Foam Insulation

Two relatively new building systems employ foam insulation to provide energy efficient wall insulation: insulated concrete forms (ICFs) and structural insulated panels (SIPs). Both of these systems provide energy efficient walls that have very little thermal bridging (rapid heat flow) through structural materials in the wall.

Insulated concrete forms (ICFs) are a modular wall system that goes together like a child's building blocks. Hollow polystyrene foam blocks are stacked to create a mold for concrete. Reinforcing metal is installed to tie the blocks together, and concrete is poured into the cavities within the blocks. The resulting foam and concrete sandwich is both strong and energy efficient. Homes with ICF foundations are more comfortable and energy efficient than standard homes with little or no foundation insulation. Exterior siding and interior finish cover the insulated forms.

Structural Insulated Panels (SIPs) combine a foam sheet (4 to 12 inches thick) between two layers of wood sheeting. Insulated panels are manufactured in large sheets (from 4' x 8' up to 12' x 36' or more), and are usually installed with the help of a crane. The joints between the large panels are designed to be airtight, resulting in a home that is far more airtight than a conventional home.

Either method of construction can create a warm, draft-free home. This airtightness improves efficiency and usually requires a mechanical ventilation system. Their continuous insulation provides a better thermal barrier than the common stud-and-fiberglass method of construction, and homeowners report that indoor temperatures are more stable in these homes. And they are often built more quickly than conventional homes.

All in all, foam block and foam panel homes have the potential to revolutionize energy efficient construction. Builders, plumbers, and electricians need to learn some new tricks to cope with the differences between either of these foam wall systems and conventional frame walls. Though they can be a little more expensive to build (5 to 15 percent more) than standard wood framed homes, their superior comfort and energy efficiency are worth it. Depending on the amount of ceiling insulation and ground insulation installed, these homes may use half of the heating and cooling energy of a conventional home or even less.

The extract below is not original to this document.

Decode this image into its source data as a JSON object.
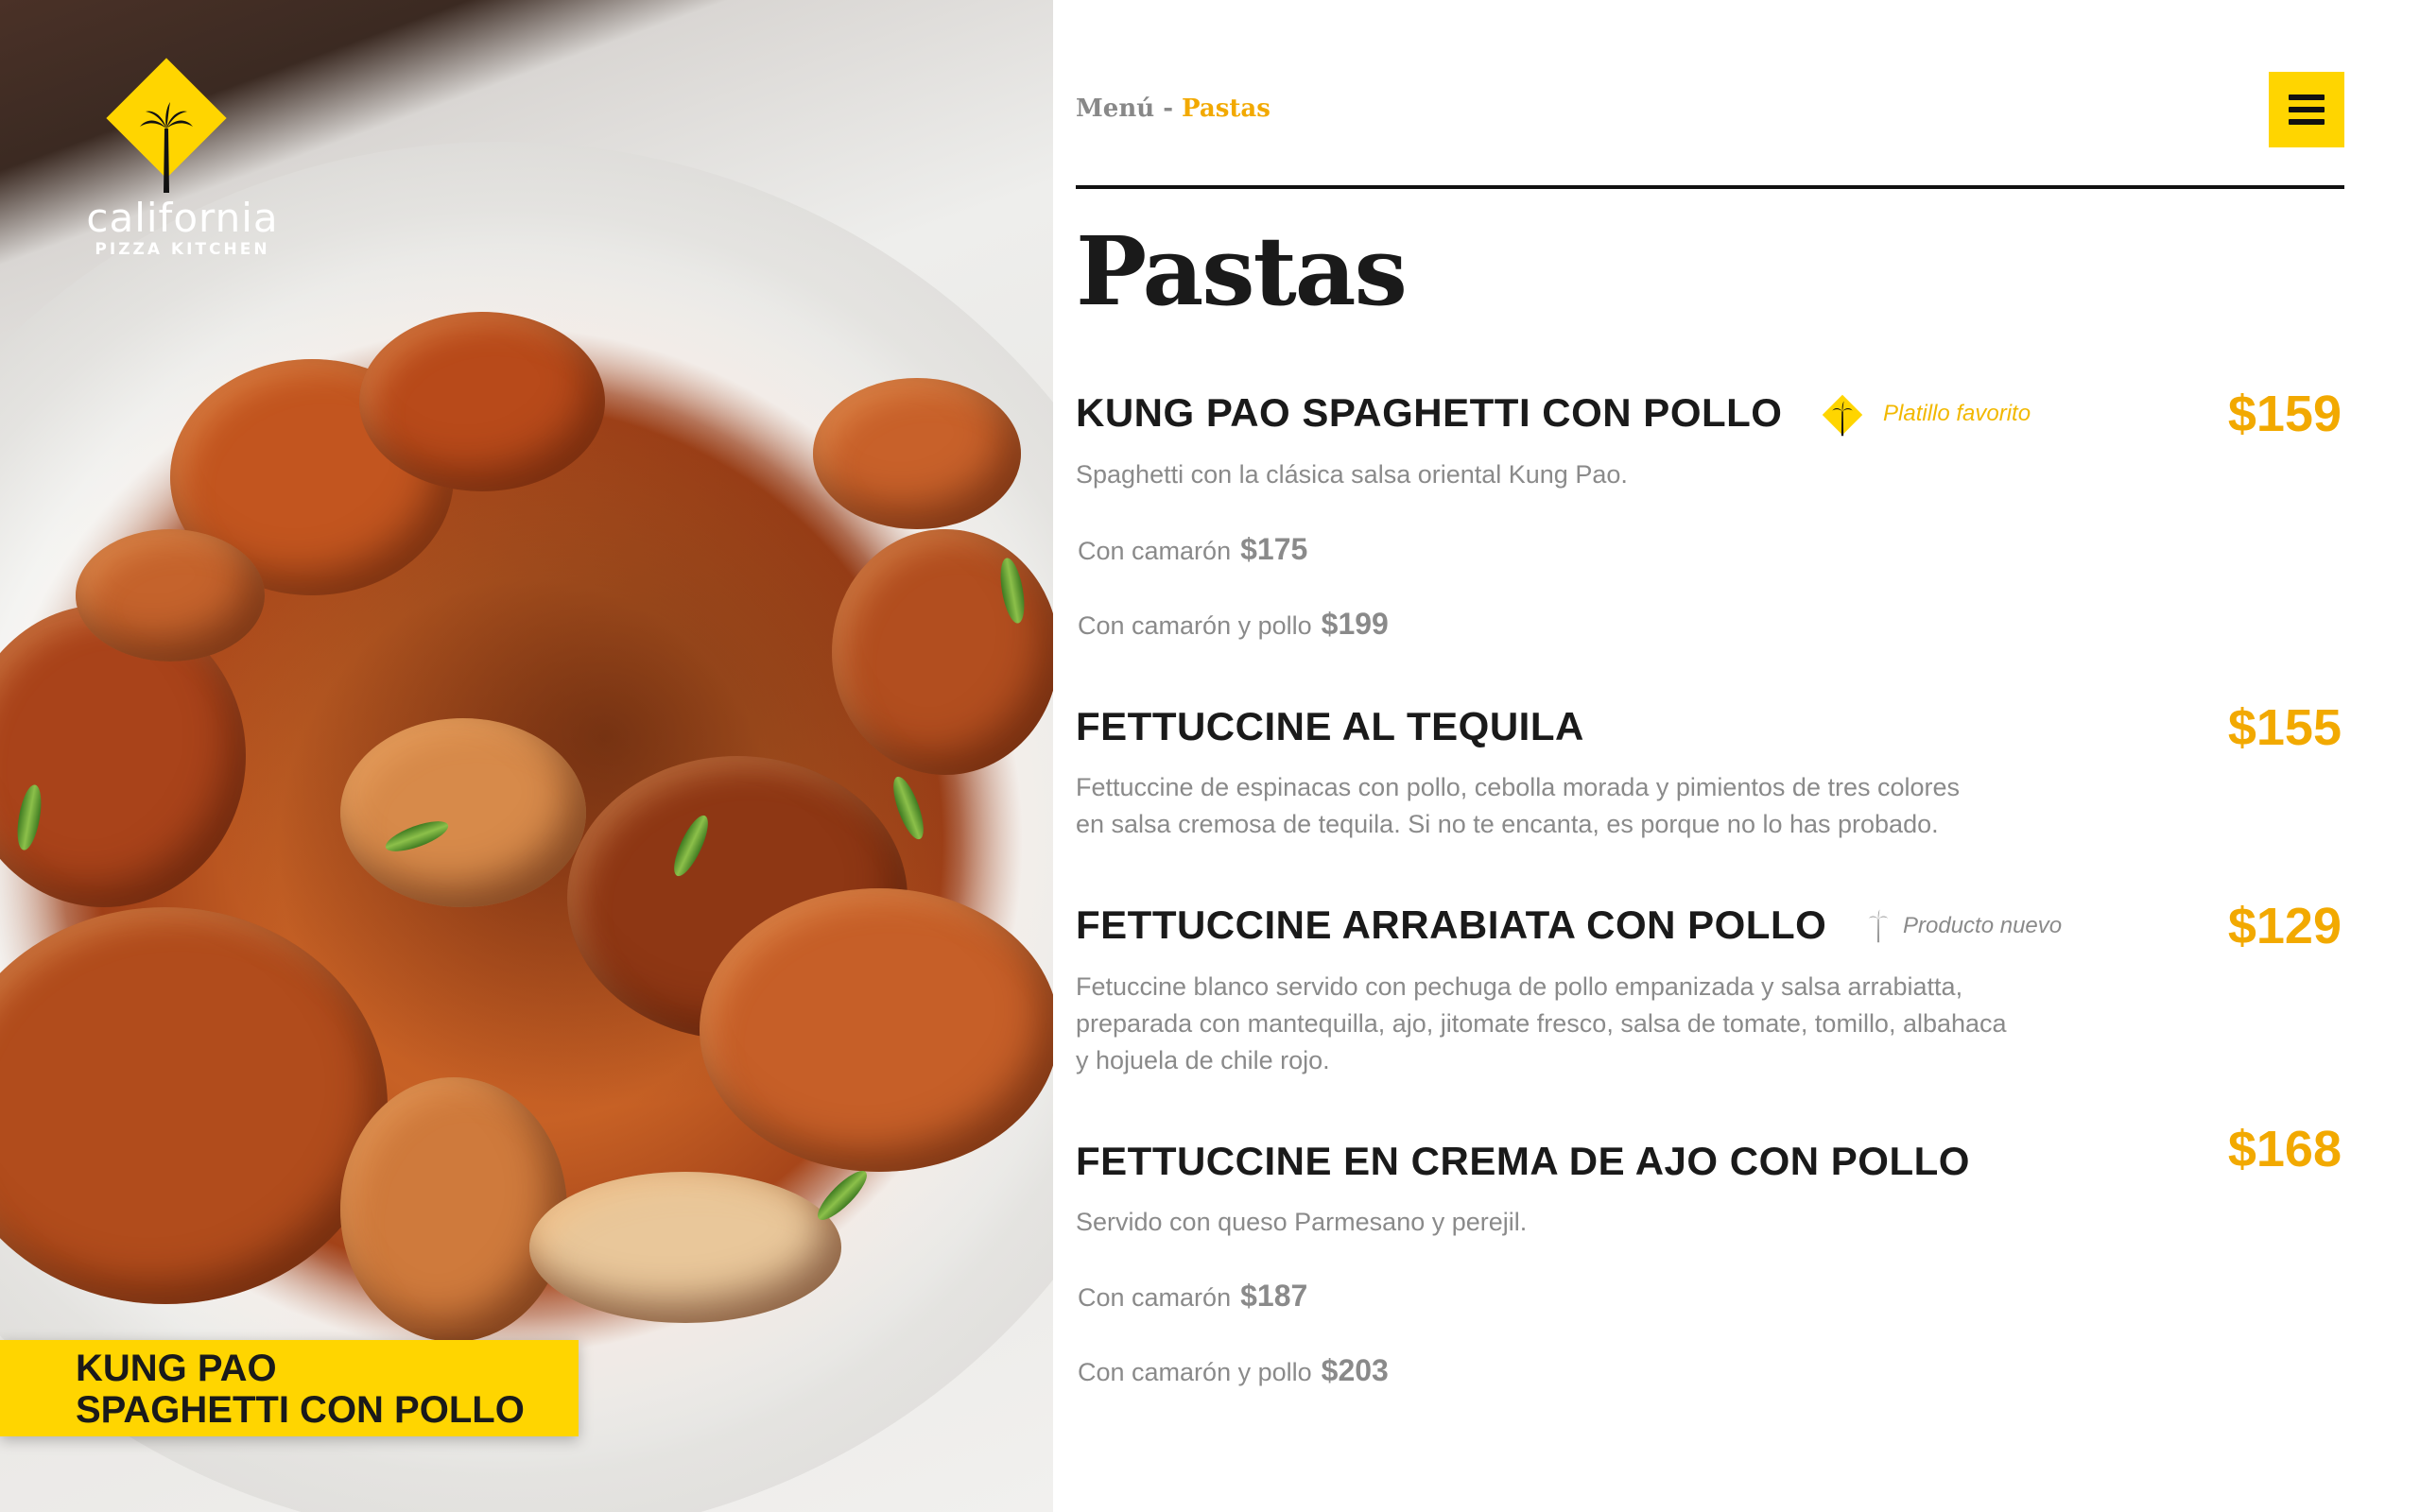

Insulated concrete forms are now common for both foundations and above-grade walls. They are particularly energy-efficient in climates with high daily temperature variations because they combine thermal mass with insulation.

The Homeowners Handbook to Energy Efficiency contains more information on foam insulation.